- **Instructions for the task**: What follows is a listing; give it again exactly, in its entirety.

________________

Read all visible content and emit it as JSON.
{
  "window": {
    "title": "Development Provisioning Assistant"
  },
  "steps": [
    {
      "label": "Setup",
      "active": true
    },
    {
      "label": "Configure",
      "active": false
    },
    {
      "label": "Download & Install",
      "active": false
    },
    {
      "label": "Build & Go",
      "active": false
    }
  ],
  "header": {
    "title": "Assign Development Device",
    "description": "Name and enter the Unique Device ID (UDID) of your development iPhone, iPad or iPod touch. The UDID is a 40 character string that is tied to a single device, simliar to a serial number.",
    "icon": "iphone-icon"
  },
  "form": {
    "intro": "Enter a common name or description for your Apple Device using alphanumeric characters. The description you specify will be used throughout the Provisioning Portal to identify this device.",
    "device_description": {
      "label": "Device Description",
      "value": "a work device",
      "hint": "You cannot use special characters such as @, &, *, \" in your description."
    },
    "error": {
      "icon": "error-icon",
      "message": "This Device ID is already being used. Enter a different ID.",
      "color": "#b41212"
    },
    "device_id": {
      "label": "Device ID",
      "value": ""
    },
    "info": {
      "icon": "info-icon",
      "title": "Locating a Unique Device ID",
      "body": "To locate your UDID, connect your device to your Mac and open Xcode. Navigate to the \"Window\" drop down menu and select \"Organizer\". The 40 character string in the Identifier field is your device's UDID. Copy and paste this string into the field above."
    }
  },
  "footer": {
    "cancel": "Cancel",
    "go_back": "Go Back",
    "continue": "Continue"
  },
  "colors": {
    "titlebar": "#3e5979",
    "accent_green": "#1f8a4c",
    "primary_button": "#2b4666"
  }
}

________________

- **Solved problem**:
Read all visible content and emit it as JSON.
{
  "window": {
    "title": "Development Provisioning Assistant"
  },
  "steps": [
    {
      "label": "Setup",
      "active": true
    },
    {
      "label": "Configure",
      "active": false
    },
    {
      "label": "Download & Install",
      "active": false
    },
    {
      "label": "Build & Go",
      "active": false
    }
  ],
  "header": {
    "title": "Assign Development Device",
    "description": "Name and enter the Unique Device ID (UDID) of your development iPhone, iPad or iPod touch. The UDID is a 40 character string that is tied to a single device, simliar to a serial number.",
    "icon": "iphone-icon"
  },
  "form": {
    "intro": "Enter a common name or description for your Apple Device using alphanumeric characters. The description you specify will be used throughout the Provisioning Portal to identify this device.",
    "device_description": {
      "label": "Device Description",
      "value": "a work device",
      "hint": "You cannot use special characters such as @, &, *, \" in your description."
    },
    "error": {
      "icon": "error-icon",
      "message": "This Device ID is already being used. Enter a different ID.",
      "color": "#b41212"
    },
    "device_id": {
      "label": "Device ID",
      "value": ""
    },
    "info": {
      "icon": "info-icon",
      "title": "Locating a Unique Device ID",
      "body": "To locate your UDID, connect your device to your Mac and open Xcode. Navigate to the \"Window\" drop down menu and select \"Organizer\". The 40 character string in the Identifier field is your device's UDID. Copy and paste this string into the field above."
    }
  },
  "footer": {
    "cancel": "Cancel",
    "go_back": "Go Back",
    "continue": "Continue"
  },
  "colors": {
    "titlebar": "#3e5979",
    "accent_green": "#1f8a4c",
    "primary_button": "#2b4666"
  }
}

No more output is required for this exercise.